(Data for analysis Opens)
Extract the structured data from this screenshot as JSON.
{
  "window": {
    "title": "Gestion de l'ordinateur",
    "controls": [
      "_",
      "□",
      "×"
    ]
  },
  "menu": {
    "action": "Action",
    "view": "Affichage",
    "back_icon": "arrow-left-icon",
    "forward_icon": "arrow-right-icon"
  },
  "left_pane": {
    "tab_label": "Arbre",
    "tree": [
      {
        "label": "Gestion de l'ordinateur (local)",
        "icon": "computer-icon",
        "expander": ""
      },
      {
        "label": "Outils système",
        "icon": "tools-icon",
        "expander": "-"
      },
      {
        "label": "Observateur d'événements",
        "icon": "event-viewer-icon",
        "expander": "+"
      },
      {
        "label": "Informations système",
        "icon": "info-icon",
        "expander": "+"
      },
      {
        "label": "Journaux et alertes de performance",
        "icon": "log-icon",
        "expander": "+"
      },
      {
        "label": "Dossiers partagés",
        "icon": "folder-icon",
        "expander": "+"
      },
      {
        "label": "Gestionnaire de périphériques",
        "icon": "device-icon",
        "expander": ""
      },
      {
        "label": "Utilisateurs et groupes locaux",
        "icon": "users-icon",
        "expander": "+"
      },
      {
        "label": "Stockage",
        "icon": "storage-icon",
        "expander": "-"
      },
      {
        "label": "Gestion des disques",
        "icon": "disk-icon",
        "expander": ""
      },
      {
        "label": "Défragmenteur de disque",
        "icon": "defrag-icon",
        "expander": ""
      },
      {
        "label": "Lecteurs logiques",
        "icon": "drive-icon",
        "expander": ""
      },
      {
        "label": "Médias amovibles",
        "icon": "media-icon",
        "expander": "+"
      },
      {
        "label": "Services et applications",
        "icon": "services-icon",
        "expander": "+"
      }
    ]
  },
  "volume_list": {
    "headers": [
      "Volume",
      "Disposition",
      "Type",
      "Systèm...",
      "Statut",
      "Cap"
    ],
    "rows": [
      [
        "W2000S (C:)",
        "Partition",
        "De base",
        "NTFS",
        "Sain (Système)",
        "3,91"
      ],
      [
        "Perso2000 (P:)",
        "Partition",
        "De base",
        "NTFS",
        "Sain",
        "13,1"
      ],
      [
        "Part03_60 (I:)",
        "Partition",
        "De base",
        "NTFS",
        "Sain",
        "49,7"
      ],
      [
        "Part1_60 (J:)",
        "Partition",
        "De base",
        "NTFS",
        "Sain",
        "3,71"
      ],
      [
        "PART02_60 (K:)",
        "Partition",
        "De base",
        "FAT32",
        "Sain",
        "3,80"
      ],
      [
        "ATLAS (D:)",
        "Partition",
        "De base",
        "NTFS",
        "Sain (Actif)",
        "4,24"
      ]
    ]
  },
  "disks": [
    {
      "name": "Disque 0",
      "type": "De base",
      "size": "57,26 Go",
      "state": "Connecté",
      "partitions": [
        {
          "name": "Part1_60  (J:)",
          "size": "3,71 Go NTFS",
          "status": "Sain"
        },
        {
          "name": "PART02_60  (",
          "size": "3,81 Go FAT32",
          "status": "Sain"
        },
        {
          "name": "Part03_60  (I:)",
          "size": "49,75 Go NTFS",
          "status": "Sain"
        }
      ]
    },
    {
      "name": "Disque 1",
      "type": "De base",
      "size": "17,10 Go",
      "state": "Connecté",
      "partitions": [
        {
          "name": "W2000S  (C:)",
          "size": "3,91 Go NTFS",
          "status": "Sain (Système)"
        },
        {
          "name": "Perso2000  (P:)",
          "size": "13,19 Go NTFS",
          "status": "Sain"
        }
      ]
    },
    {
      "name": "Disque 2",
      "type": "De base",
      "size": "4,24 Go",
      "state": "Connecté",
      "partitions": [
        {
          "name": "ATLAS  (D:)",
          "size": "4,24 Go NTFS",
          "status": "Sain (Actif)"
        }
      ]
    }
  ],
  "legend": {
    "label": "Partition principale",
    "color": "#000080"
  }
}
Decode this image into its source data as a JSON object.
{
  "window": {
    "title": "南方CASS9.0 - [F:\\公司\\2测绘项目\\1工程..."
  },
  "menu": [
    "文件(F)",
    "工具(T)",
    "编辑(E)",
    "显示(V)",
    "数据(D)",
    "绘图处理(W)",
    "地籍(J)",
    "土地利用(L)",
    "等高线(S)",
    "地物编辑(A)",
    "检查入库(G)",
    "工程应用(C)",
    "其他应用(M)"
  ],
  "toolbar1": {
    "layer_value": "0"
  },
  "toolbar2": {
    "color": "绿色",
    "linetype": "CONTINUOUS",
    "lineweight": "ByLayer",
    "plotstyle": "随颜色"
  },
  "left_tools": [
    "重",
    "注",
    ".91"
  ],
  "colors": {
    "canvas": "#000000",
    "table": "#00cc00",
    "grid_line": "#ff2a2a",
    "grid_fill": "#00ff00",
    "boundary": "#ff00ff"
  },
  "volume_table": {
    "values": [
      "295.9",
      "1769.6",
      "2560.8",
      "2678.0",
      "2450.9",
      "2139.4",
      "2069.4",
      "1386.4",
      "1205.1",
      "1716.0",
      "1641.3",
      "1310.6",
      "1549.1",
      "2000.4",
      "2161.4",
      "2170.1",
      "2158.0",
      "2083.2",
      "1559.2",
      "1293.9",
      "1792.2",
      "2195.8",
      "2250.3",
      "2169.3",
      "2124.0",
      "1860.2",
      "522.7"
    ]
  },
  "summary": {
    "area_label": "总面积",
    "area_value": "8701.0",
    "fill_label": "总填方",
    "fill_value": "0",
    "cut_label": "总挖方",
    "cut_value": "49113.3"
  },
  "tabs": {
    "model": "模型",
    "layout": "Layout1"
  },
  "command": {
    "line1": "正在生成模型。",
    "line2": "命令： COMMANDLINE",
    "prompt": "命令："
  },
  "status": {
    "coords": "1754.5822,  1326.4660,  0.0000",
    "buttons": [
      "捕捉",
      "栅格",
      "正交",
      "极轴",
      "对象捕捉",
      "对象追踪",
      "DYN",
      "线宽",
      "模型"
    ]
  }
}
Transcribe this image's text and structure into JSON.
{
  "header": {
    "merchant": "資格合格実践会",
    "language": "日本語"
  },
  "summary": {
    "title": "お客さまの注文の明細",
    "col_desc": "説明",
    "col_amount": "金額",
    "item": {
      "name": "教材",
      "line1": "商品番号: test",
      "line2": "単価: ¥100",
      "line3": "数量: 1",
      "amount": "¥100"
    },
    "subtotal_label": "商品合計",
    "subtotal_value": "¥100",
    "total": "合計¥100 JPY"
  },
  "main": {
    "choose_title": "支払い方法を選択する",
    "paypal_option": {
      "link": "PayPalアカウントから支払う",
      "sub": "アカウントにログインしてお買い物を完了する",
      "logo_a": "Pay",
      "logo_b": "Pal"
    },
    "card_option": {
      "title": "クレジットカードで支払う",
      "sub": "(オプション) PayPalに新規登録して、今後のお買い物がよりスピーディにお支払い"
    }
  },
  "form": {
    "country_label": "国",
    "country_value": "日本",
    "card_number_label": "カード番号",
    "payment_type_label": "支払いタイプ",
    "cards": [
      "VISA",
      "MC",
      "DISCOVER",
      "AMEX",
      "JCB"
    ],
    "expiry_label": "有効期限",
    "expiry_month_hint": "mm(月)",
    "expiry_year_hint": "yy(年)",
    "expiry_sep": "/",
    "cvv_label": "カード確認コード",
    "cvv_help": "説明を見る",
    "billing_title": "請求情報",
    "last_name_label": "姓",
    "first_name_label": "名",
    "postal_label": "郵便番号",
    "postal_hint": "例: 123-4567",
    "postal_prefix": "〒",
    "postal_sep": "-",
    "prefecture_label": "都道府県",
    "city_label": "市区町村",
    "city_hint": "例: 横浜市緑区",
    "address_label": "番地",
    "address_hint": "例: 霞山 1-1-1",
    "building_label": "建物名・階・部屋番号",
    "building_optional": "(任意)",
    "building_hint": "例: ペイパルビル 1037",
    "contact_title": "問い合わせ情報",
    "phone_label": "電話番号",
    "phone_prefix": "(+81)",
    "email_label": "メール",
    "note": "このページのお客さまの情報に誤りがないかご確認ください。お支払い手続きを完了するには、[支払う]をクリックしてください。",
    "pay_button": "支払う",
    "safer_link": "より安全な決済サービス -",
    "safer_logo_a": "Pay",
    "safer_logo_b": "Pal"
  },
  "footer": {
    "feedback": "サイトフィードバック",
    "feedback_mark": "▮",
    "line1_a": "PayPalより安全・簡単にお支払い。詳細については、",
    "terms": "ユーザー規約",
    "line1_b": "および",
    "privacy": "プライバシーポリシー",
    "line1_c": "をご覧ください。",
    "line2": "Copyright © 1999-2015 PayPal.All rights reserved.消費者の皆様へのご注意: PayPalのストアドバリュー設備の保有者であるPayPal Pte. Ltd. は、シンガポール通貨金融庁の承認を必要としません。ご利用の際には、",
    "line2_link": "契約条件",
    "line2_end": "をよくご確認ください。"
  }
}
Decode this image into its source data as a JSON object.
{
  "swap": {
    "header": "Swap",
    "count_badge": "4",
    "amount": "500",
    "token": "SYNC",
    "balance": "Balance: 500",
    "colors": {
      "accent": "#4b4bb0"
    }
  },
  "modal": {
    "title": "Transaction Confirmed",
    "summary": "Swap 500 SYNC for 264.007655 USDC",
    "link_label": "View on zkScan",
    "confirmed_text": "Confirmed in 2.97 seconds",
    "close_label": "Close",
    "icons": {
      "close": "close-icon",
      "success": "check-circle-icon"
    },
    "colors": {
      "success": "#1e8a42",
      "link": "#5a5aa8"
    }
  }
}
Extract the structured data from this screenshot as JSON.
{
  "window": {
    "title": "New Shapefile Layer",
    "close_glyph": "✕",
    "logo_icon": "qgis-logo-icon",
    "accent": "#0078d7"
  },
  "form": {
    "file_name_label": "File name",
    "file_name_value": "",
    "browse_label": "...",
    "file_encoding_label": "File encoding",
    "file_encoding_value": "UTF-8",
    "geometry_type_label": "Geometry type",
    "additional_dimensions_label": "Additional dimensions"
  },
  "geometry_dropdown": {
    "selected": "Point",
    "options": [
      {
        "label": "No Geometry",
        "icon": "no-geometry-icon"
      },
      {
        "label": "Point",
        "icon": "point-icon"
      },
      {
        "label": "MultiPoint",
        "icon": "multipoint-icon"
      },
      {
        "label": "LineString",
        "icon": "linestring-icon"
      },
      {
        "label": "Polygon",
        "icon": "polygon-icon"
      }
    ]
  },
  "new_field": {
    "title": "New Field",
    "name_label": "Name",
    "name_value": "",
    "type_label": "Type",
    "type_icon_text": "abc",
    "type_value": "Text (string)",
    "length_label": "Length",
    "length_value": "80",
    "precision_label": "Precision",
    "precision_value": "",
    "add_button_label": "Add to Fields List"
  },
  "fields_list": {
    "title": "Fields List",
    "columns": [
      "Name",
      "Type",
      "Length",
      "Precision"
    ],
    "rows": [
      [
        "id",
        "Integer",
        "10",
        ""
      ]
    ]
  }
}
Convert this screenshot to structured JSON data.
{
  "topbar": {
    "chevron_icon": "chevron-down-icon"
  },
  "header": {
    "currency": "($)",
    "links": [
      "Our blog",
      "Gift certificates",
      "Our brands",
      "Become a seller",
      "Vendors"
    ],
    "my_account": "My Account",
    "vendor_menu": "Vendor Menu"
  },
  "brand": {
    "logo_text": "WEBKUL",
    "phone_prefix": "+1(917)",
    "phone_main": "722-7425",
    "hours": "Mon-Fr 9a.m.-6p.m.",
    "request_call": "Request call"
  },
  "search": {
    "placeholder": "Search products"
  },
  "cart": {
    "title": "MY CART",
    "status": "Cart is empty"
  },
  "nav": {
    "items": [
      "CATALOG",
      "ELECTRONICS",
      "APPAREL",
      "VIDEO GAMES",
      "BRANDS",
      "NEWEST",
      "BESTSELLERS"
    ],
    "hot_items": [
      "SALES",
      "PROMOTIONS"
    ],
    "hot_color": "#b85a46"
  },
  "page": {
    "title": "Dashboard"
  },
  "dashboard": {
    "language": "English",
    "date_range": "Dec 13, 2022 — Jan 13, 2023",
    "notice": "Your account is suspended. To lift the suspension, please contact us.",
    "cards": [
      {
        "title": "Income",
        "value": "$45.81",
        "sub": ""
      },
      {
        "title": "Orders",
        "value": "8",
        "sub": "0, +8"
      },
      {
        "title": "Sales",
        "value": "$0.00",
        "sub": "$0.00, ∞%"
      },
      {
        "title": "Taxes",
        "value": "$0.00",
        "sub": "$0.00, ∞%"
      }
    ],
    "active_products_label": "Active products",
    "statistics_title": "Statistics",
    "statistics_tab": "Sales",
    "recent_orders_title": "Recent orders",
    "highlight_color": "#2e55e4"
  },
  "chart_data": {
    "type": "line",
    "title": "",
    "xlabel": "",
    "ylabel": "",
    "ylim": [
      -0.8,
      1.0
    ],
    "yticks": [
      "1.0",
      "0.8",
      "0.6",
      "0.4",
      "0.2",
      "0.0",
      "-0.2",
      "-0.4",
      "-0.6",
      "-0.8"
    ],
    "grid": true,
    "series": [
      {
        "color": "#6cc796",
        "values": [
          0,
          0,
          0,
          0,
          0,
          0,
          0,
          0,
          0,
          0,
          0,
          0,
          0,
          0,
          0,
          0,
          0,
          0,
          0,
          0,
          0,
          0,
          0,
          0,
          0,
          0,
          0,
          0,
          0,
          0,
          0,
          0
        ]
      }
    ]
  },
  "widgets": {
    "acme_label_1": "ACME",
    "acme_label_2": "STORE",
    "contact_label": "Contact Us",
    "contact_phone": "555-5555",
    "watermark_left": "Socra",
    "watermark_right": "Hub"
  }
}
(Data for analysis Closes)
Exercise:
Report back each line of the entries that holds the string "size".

Answer to this exercise:
      "size": "57,26 Go",
          "size": "3,71 Go NTFS",
          "size": "3,81 Go FAT32",
          "size": "49,75 Go NTFS",
      "size": "17,10 Go",
          "size": "3,91 Go NTFS",
          "size": "13,19 Go NTFS",
      "size": "4,24 Go",
          "size": "4,24 Go NTFS",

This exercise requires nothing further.